As for the slow/magic 8 ball response from customer support, I know that's a frustration many contractors share as well.

just curious

Corey F. wrote:
I had a contractor who injected malware onto my website. Turned my servers into a spam farm, got me suspended, plus she put "contextual ads" all over my site with a malware plugin.

I contacted oDesk to try to get something done about it. Included screenshots, expecting them to at least warn the contractor if not ban her.

They needed evidence. Fine, "What do you need?"

After them hemming and hawing for over a week while waiting for them to determine what evidence they needed, I had to get my servers back, so I restored them from a "pre-contractor" backup (after paying the contractor, too!). I provided them with all the evidence I had, including screenshots, but was told that wasn't good enough.

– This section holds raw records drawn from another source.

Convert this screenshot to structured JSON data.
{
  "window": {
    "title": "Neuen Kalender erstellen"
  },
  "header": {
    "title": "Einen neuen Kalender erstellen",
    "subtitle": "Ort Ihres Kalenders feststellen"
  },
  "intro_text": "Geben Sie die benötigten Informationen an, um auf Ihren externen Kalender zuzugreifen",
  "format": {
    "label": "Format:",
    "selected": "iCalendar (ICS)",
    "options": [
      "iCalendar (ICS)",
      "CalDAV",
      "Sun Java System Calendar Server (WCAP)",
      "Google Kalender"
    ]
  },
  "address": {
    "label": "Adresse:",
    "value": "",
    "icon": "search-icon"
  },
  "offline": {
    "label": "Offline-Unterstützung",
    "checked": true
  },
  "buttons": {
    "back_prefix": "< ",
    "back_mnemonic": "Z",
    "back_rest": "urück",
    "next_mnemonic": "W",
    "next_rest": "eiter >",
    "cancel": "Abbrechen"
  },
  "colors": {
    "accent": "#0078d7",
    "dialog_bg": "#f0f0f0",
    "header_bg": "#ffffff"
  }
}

Fast forward to a week ago.

My servers start going haywire again, sending spam, redirecting to porn sites, diet pill sites, you name it. Gathered all the evidence -- and definitive proof that this contractor installed the malware, along with the screenshots of her doing it. I even offered Skype logs.

Contacted oDesk. Asked for a callback and offered the evidence.

No response.

Followed up. No response.

After several days, finally got a call from oDesk. Said he'd call me back after he talked to a supervisor.

No response.

E-mailed to follow up today asking for an update. oDesk's response? "Can you refresh my memory". You don't even review tickets? Come on.

Still, I sent a friendly reminder.

And still... No response.

It's clear that oDesk has no interest in taking action against contractors who spam, install viruses and malware. They won't even look at the evidence let alone hear the complaint.

This contractor continues to work happily for oDesk, infecting other company's servers, no doubt.

So, a friendly warning to others who use this service: oDesk lets contractors who inject malware happily go from job to job, maliciously infect your websites and cost you thousands in business and thousands to fix.

I've had many great contractors on oDesk and I'm not a small customer.

Be forewarned: you're on your own when it comes to the bad apples -- oDesk lets them flit from company to company injecting malware all over the web.

Not only sad, but scary.

Corey,(following your story timeline) you mentioned that you had to restore your "server" from a "pre-contractor" backup and yet, it got infected again. How can you explain that? I mean - if you restored your "server" from a backup that was done BEFORE the(alleged) malintended contractor even got a chance to touch it.. how can you blame him?
Is it possible that you actually got hacked due to some previous(I mean waaaay back) vulnerability that got exploited by an internet worm(it`s a quite common thing)?

Corey F. wrote:
- Affiliate marketing to collect commissions
- SEO to collect backlinks from valuable sites
- E-mail spamming to use legitimate servers, add to botnets, etc

There are lots of reasons a contractor would want to be malicious.

Many of these things can be more lucrative than oDesk itself, I'm sure.

If you are so "sure" that aff marketing, SEO/backlinks from an already infected domain, spam from what it sounds to be a shared hosting and "many of these things" can be more "lucrative than oDesk itself", then you`re obviously one of those guys who pays peanuts(no offense).

"it got infected again. How

"it got infected again. How can you explain that?"

My choice of the phrase pre-contractor was a poor one. It was pre-this problem. I have identified the exact software that was installed, and I know that it was her who installed it.

She was being paid $12/hr IIRC, not that it should matter. oDesk should take action when a contractor installs malware. Period.